More than 670 people have died in what health officials are calling the deadliest Ebola outbreak in history. Though it's primarily contained in West Africa, the deadly virus is taking a toll on one American family with Wichita ties.

Nancy Writebol, a 59-year-old missionary serving in Liberia, found out last week she had contracted the disease. She and her husband David have been serving as missionaries in Africa for about 13 years. One of their sons lives in Washington while their other son, Jeremy Writebol, lives and works as a church pastor in Wichita.

"My dad called us, my family, and we had been wondering in some ways, and he just kind of shared with us the hard news," said Jeremy. "Mom had been infected."

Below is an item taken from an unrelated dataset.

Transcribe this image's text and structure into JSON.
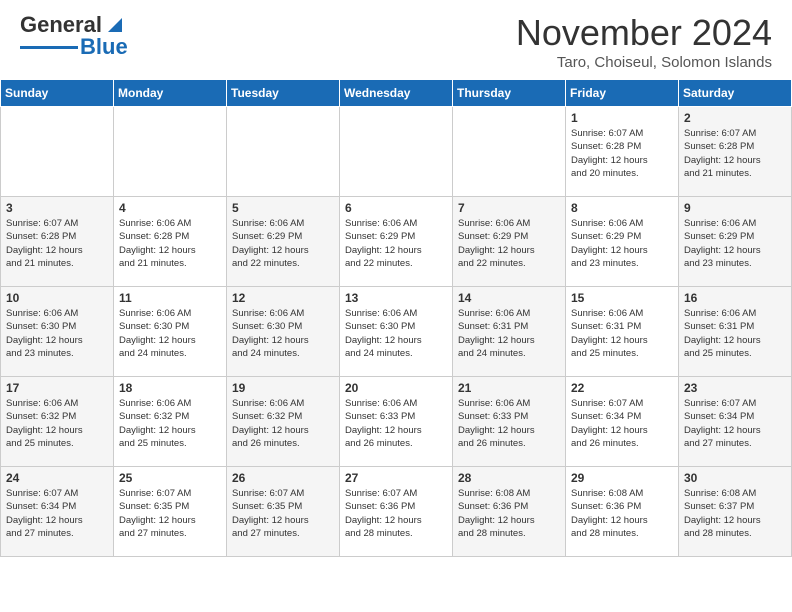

Nancy had been working closely with doctors treating patients with the Ebola virus. Now infected with the incurable disease herself, she's being kept in isolation.

“Dad’s visits with mom right now are through a window at the home where mom is isolated,” he said. “And he’s in a containment suit even there.”

Jeremy has talked with his mom on the phone every morning. He says she’s ‘stable’ but very weak. Right now they believe David hasn’t been infected. but he’s still self-monitoring just in case.

Now it’s a waiting game, one many would say doens’t have very good chances. The Ebola virus currently has about a 64 percent mortality rate. But that’s not stopping the Writebol’s from staying hopeful.

“That’s good news for us,” explained Jeremy. “We fee like that means mom has a chance.”

A chance to continue serving others, something Jeremy said his parents would rather die than waste.

“Mom and dad are not the people to run away from scary things and hardship, they’re not thrill seekers either,” he said. “But they know that God’s called them and that he’s with them and they want to spend and use their lives well.”

Nancy will have to remain isolated for at least three weeks while she tries to overcome the virus.

According to the CDC, an Ebola outbreak in the United States is unlikely, however, health officials around the world are warning doctors to closely monitor people traveling from the affected areas in Africa.